I miss Blain Padgett
Last Friday former Rice football player Stuart Mouchantaf was arrested and charged with delivering a controlled substance which led to the death of Blain Padgett. They played on the defensive line together in 2015 when Blain was a freshman. It’s a second degree felony. Mouchantaf faces anywhere from two to twenty years in prison.
The Padgetts face every day without their son, brother, grandson, nephew and cousin.
The rest of us do too.
In case you don’t know, Mouchantaf allegedly sold Blain what Blain thought was hydrocodone. One pill wasn’t. It was the equivalent of an elephant tranquilizer. Blain took it and died in his sleep hours later.
Your initial reaction may be that he shouldn’t have taken any illegal drug and you would be right. But this wasn’t for party purposes. It was for pain. He was recovering from surgery.
He was finally cleared to resume full football activity. He was excited to work out the next morning. He talked to his mom and dad for about an hour and a half that night and went to bed.
I know all this because I was with Blain before he talked to his parents. He and my son JT lived together before JT transferred from Rice. My wife and I stopped by their house. We sat outside and talked about football, his new coach, his health, his workout, his parents.
He was going to be an NFL prospect. He was that good.
That that one mistake could end all that so quickly is incomprehensible. But it did. And it happens all too often in this country.
The numbers are staggering but that’s all they are until it’s someone you know and love that dies. Then it’s real.
But while thousands are dying every year in this country, every day millions worldwide take something they shouldn’t and still wake up the next morning. It’s literally Russian Roulette. That night the bullet was in Blain’s chamber.
He was by no means a druggie. He loved his beer and country music. He was a giant teddy bear. He loved to laugh.
One time he walked right past JT’s truck into his own and still backed right into JT’s. I never let him forget it.
He would listen to my radio show and tell me how dumb I was for something I said. I’d ask him how someone so dumb could get into Rice.
He was terrible at golf but great fun to play with. We would laugh at three or four of his shots a round. He’d laugh along with us.
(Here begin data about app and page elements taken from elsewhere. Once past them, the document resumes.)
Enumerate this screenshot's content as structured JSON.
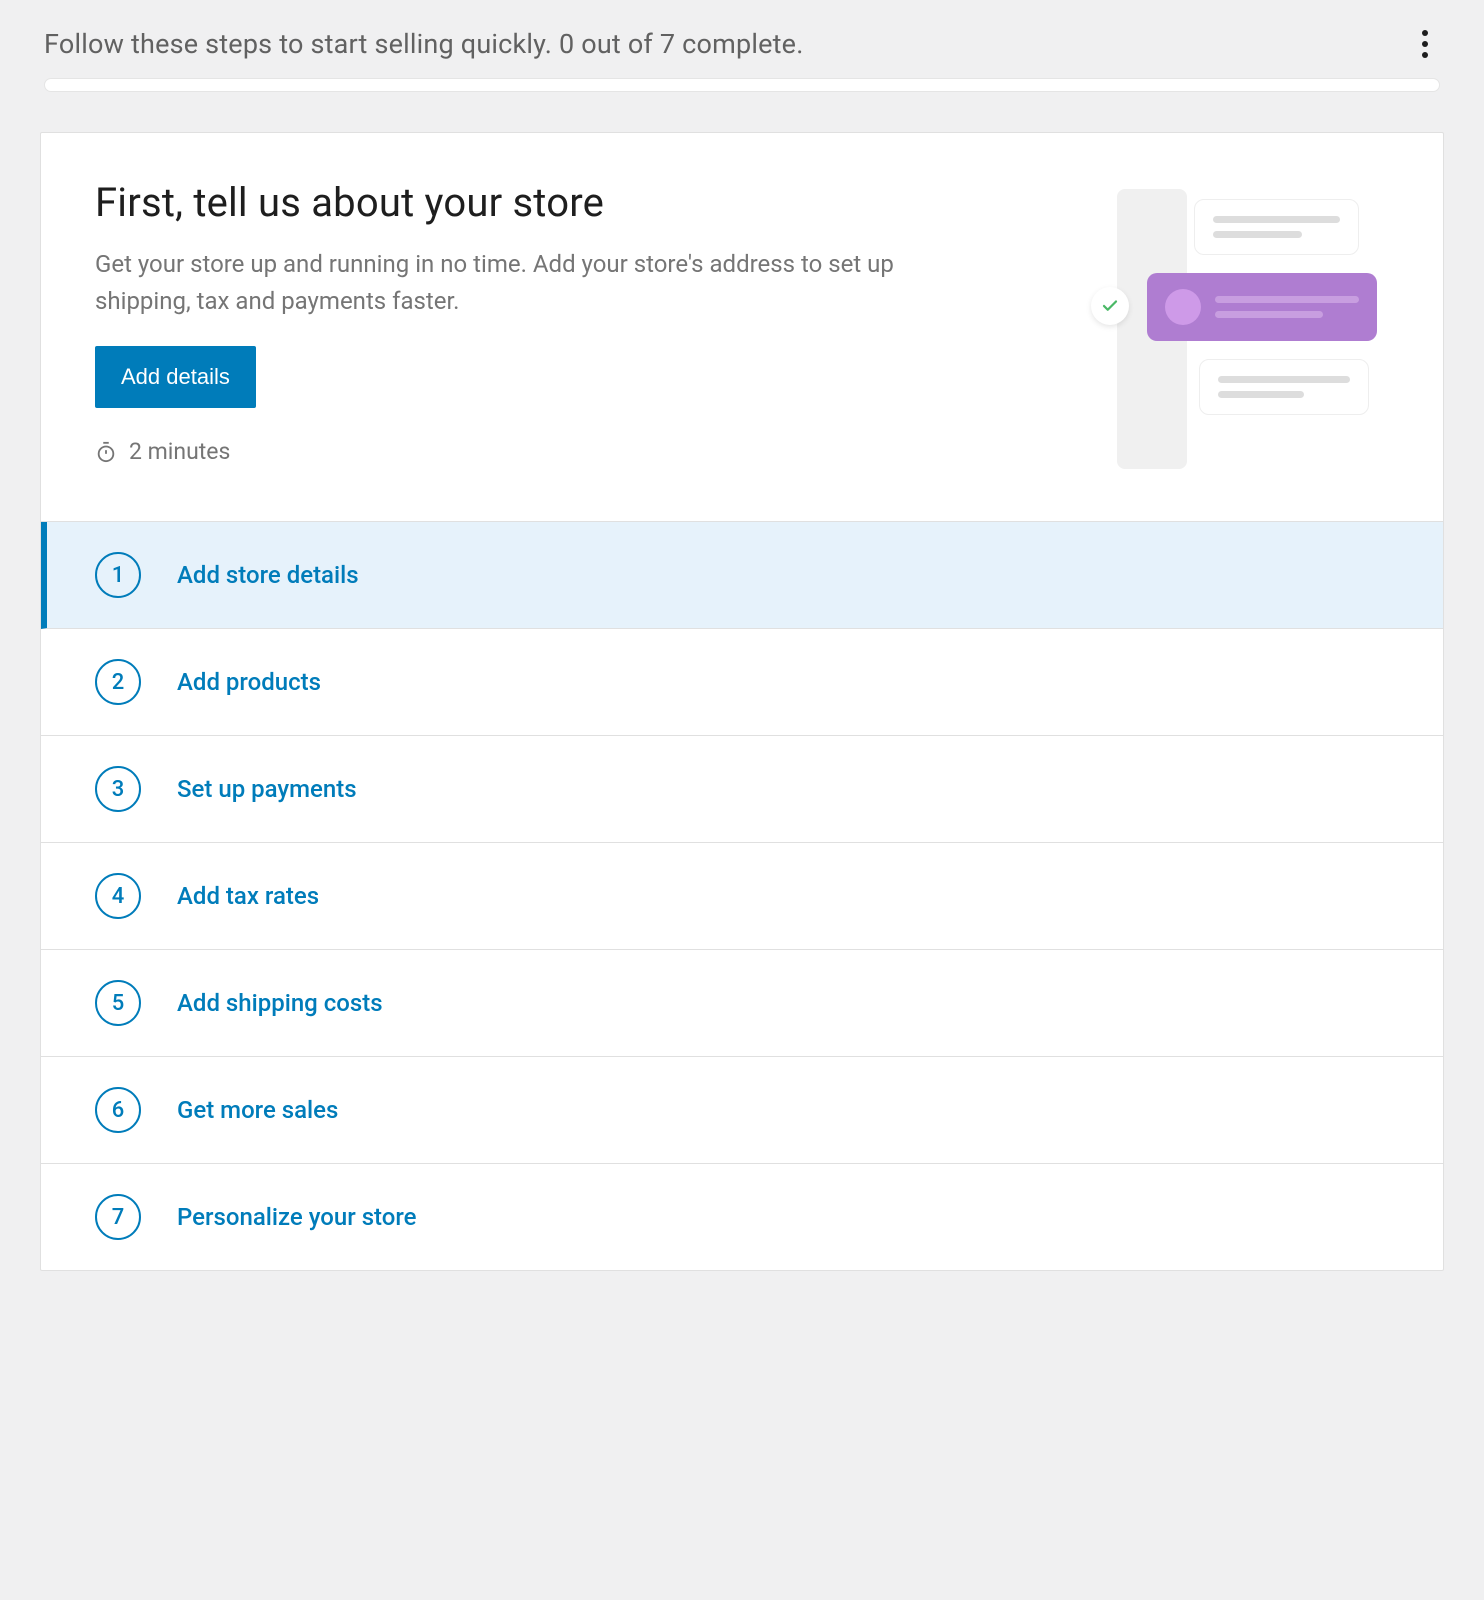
{
  "header": {
    "subtitle": "Follow these steps to start selling quickly. 0 out of 7 complete."
  },
  "hero": {
    "title": "First, tell us about your store",
    "description": "Get your store up and running in no time. Add your store's address to set up shipping, tax and payments faster.",
    "button_label": "Add details",
    "time_estimate": "2 minutes"
  },
  "tasks": [
    {
      "number": "1",
      "label": "Add store details",
      "active": true
    },
    {
      "number": "2",
      "label": "Add products",
      "active": false
    },
    {
      "number": "3",
      "label": "Set up payments",
      "active": false
    },
    {
      "number": "4",
      "label": "Add tax rates",
      "active": false
    },
    {
      "number": "5",
      "label": "Add shipping costs",
      "active": false
    },
    {
      "number": "6",
      "label": "Get more sales",
      "active": false
    },
    {
      "number": "7",
      "label": "Personalize your store",
      "active": false
    }
  ]
}
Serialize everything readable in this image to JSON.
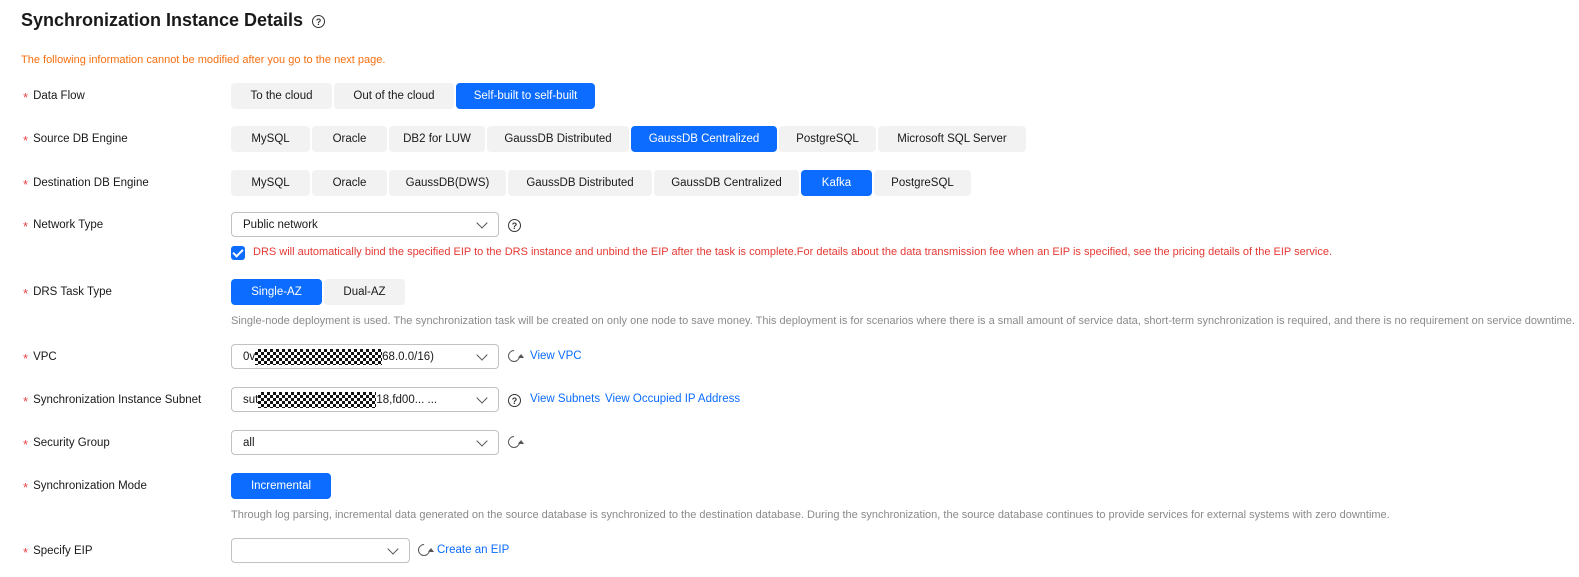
{
  "page": {
    "title": "Synchronization Instance Details",
    "notice": "The following information cannot be modified after you go to the next page."
  },
  "data_flow": {
    "label": "Data Flow",
    "options": [
      "To the cloud",
      "Out of the cloud",
      "Self-built to self-built"
    ],
    "selected": "Self-built to self-built"
  },
  "source_engine": {
    "label": "Source DB Engine",
    "options": [
      "MySQL",
      "Oracle",
      "DB2 for LUW",
      "GaussDB Distributed",
      "GaussDB Centralized",
      "PostgreSQL",
      "Microsoft SQL Server"
    ],
    "selected": "GaussDB Centralized"
  },
  "dest_engine": {
    "label": "Destination DB Engine",
    "options": [
      "MySQL",
      "Oracle",
      "GaussDB(DWS)",
      "GaussDB Distributed",
      "GaussDB Centralized",
      "Kafka",
      "PostgreSQL"
    ],
    "selected": "Kafka"
  },
  "network_type": {
    "label": "Network Type",
    "value": "Public network",
    "checkbox_checked": true,
    "warning": "DRS will automatically bind the specified EIP to the DRS instance and unbind the EIP after the task is complete.For details about the data transmission fee when an EIP is specified, see the pricing details of the EIP service."
  },
  "task_type": {
    "label": "DRS Task Type",
    "options": [
      "Single-AZ",
      "Dual-AZ"
    ],
    "selected": "Single-AZ",
    "hint": "Single-node deployment is used. The synchronization task will be created on only one node to save money. This deployment is for scenarios where there is a small amount of service data, short-term synchronization is required, and there is no requirement on service downtime."
  },
  "vpc": {
    "label": "VPC",
    "value_prefix": "0v",
    "value_suffix": "68.0.0/16)",
    "link": "View VPC"
  },
  "subnet": {
    "label": "Synchronization Instance Subnet",
    "value_prefix": "sut",
    "value_suffix": "18,fd00... ...",
    "link_subnets": "View Subnets",
    "link_occupied": "View Occupied IP Address"
  },
  "security_group": {
    "label": "Security Group",
    "value": "all"
  },
  "sync_mode": {
    "label": "Synchronization Mode",
    "options": [
      "Incremental"
    ],
    "selected": "Incremental",
    "hint": "Through log parsing, incremental data generated on the source database is synchronized to the destination database. During the synchronization, the source database continues to provide services for external systems with zero downtime."
  },
  "eip": {
    "label": "Specify EIP",
    "value": "",
    "link": "Create an EIP"
  },
  "colors": {
    "accent": "#0b6cff",
    "warning": "#e53935",
    "notice": "#f66f0f",
    "required": "#e54545"
  }
}
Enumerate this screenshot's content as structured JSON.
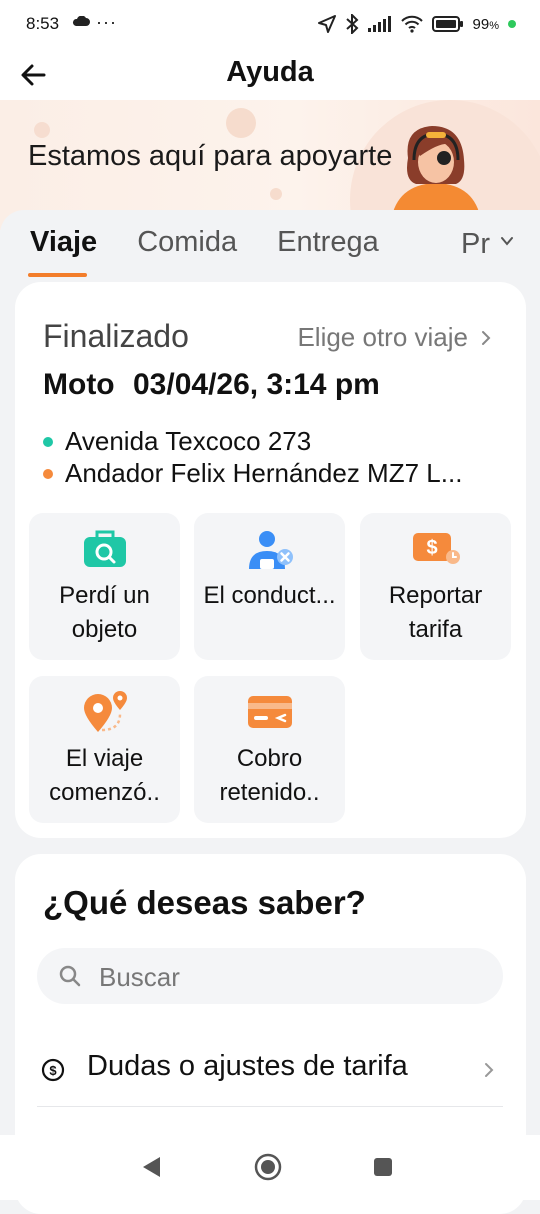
{
  "status_bar": {
    "time": "8:53",
    "more": "···",
    "battery": "99",
    "battery_unit": "%"
  },
  "header": {
    "title": "Ayuda"
  },
  "banner": {
    "text": "Estamos aquí para apoyarte"
  },
  "tabs": [
    {
      "label": "Viaje",
      "active": true
    },
    {
      "label": "Comida",
      "active": false
    },
    {
      "label": "Entrega",
      "active": false
    },
    {
      "label": "Pr",
      "active": false
    }
  ],
  "trip": {
    "status": "Finalizado",
    "other_trip": "Elige otro viaje",
    "type": "Moto",
    "datetime": "03/04/26, 3:14 pm",
    "origin": "Avenida Texcoco 273",
    "destination": "Andador Felix Hernández MZ7 L...",
    "origin_color": "#1fc7a6",
    "destination_color": "#f58a3c"
  },
  "actions": [
    {
      "label": "Perdí un objeto",
      "icon": "lost-item-icon"
    },
    {
      "label": "El conduct...",
      "icon": "driver-icon"
    },
    {
      "label": "Reportar tarifa",
      "icon": "fare-icon"
    },
    {
      "label": "El viaje comenzó..",
      "icon": "route-pin-icon"
    },
    {
      "label": "Cobro retenido..",
      "icon": "card-icon"
    }
  ],
  "faq": {
    "title": "¿Qué deseas saber?",
    "search_placeholder": "Buscar",
    "items": [
      {
        "label": "Dudas o ajustes de tarifa",
        "icon": "dollar-circle-icon"
      }
    ]
  },
  "colors": {
    "accent": "#f37d2a",
    "teal": "#1fc7a6",
    "blue": "#3a8ef6"
  }
}
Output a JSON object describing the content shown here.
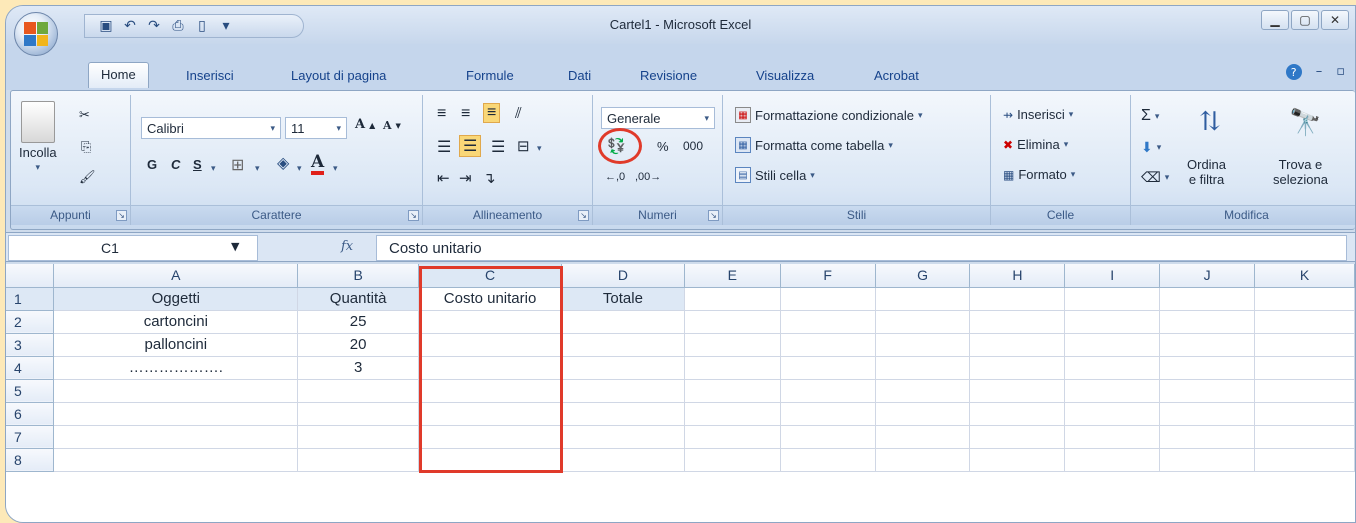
{
  "window": {
    "title": "Cartel1 - Microsoft Excel"
  },
  "tabs": [
    "Home",
    "Inserisci",
    "Layout di pagina",
    "Formule",
    "Dati",
    "Revisione",
    "Visualizza",
    "Acrobat"
  ],
  "active_tab": "Home",
  "ribbon": {
    "clipboard": {
      "label": "Appunti",
      "paste": "Incolla"
    },
    "font": {
      "label": "Carattere",
      "font_name": "Calibri",
      "font_size": "11",
      "bold": "G",
      "italic": "C",
      "underline": "S"
    },
    "alignment": {
      "label": "Allineamento"
    },
    "number": {
      "label": "Numeri",
      "format": "Generale",
      "percent": "%",
      "thousands": "000"
    },
    "styles": {
      "label": "Stili",
      "conditional": "Formattazione condizionale",
      "as_table": "Formatta come tabella",
      "cell_styles": "Stili cella"
    },
    "cells": {
      "label": "Celle",
      "insert": "Inserisci",
      "delete": "Elimina",
      "format": "Formato"
    },
    "editing": {
      "label": "Modifica",
      "sort": "Ordina",
      "sort2": "e filtra",
      "find": "Trova e",
      "find2": "seleziona"
    }
  },
  "formula_bar": {
    "name_box": "C1",
    "fx": "fx",
    "formula": "Costo unitario"
  },
  "sheet": {
    "columns": [
      "A",
      "B",
      "C",
      "D",
      "E",
      "F",
      "G",
      "H",
      "I",
      "J",
      "K"
    ],
    "rows": [
      {
        "n": "1",
        "cells": [
          "Oggetti",
          "Quantità",
          "Costo unitario",
          "Totale"
        ]
      },
      {
        "n": "2",
        "cells": [
          "cartoncini",
          "25",
          "",
          ""
        ]
      },
      {
        "n": "3",
        "cells": [
          "palloncini",
          "20",
          "",
          ""
        ]
      },
      {
        "n": "4",
        "cells": [
          "……………….",
          "3",
          "",
          ""
        ]
      },
      {
        "n": "5",
        "cells": [
          "",
          "",
          "",
          ""
        ]
      },
      {
        "n": "6",
        "cells": [
          "",
          "",
          "",
          ""
        ]
      },
      {
        "n": "7",
        "cells": [
          "",
          "",
          "",
          ""
        ]
      },
      {
        "n": "8",
        "cells": [
          "",
          "",
          "",
          ""
        ]
      }
    ]
  },
  "colors": {
    "annotation": "#e03a2a",
    "header_highlight": "#dde8f5"
  }
}
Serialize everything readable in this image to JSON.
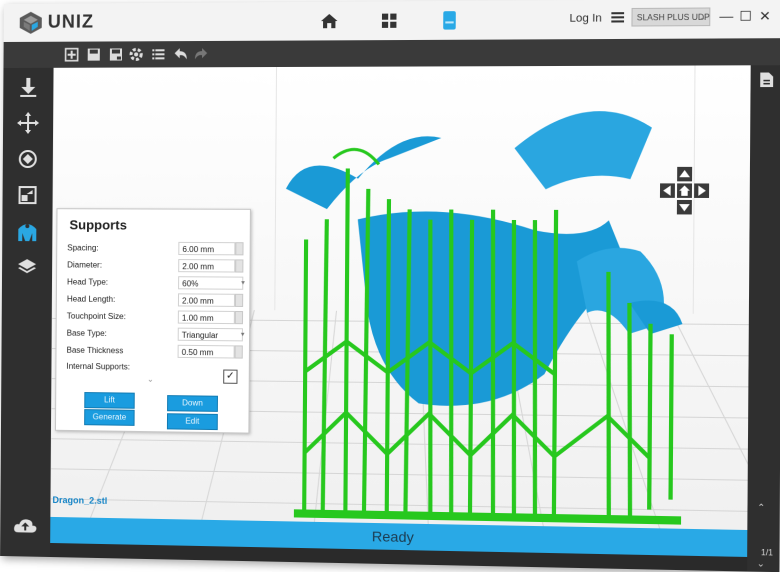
{
  "app": {
    "brand": "UNIZ"
  },
  "header": {
    "login": "Log In",
    "printer": "SLASH PLUS UDP",
    "nav": [
      {
        "icon": "home-icon"
      },
      {
        "icon": "grid-icon"
      },
      {
        "icon": "printer-device-icon"
      }
    ]
  },
  "toolbar": {
    "icons": [
      "add-model-icon",
      "save-icon",
      "save-as-icon",
      "settings-icon",
      "list-icon",
      "undo-icon",
      "redo-icon"
    ]
  },
  "leftbar": {
    "icons": [
      "download-icon",
      "move-icon",
      "rotate-icon",
      "scale-icon",
      "supports-icon",
      "layers-icon"
    ]
  },
  "supports": {
    "title": "Supports",
    "fields": [
      {
        "label": "Spacing:",
        "value": "6.00 mm"
      },
      {
        "label": "Diameter:",
        "value": "2.00 mm"
      },
      {
        "label": "Head Type:",
        "value": "60%"
      },
      {
        "label": "Head Length:",
        "value": "2.00 mm"
      },
      {
        "label": "Touchpoint Size:",
        "value": "1.00 mm"
      },
      {
        "label": "Base Type:",
        "value": "Triangular"
      },
      {
        "label": "Base Thickness",
        "value": "0.50 mm"
      },
      {
        "label": "Internal Supports:",
        "value": "✓"
      }
    ],
    "buttons": {
      "lift": "Lift",
      "down": "Down",
      "generate": "Generate",
      "edit": "Edit"
    }
  },
  "file_name": "Dragon_2.stl",
  "status": "Ready",
  "pager": "1/1",
  "colors": {
    "accent": "#29a9e6",
    "support": "#27c81e",
    "model": "#1a9ad6"
  }
}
Unfortunately most of you reading this didn’t know Blain. For you it’s probably just another story.
For the Padgetts it’s a nightmare they can’t wake up from.
There probably weren’t a handful of days that went by that Blain didn’t talk to his mom, dad or sisters.
Blain’s dad Mical played linebacker at Texas. Blain was bigger and played defensive end but they were almost the same guy. They talked football like mathematicians talk formulas.
There was no less love for his mom and sisters.
Two years ago Rice had practice on Thanksgiving morning so instead of driving all the way to Sour Lake, Blain and a couple other players had Thanksgiving dinner at our house.
Before we ate my wife made all of us write down what we were thankful for then we guessed who wrote what. We do it every year. JT never takes it seriously so we knew which one was his. Blain’s was easy too.
All it said was “mom dad my sisters.”
For some reason my wife saved it.
JT spoke at Blain’s funeral and at the end gave the Padgetts that piece of paper. It’s proof of what they meant to him. But they didn’t need that proof. They knew.
I only knew Blain for about three years but I can’t stop thinking about him.
I don’t want to stop though and I’m sure I’m not alone.
He was only 21 but Blain was loved by thousands of people. I have never seen a bigger funeral than his and I’m old. I’ve seen a lot of funerals. All of Sour Lake was there and then some. They played his favorite country songs and told stories that made you laugh and cry.
Everyone there cried that day. I still want to.
If this article does nothing other than keep Blain alive in someone’s mind one more day then it was a success.
I miss Blain.
If you knew him you do too.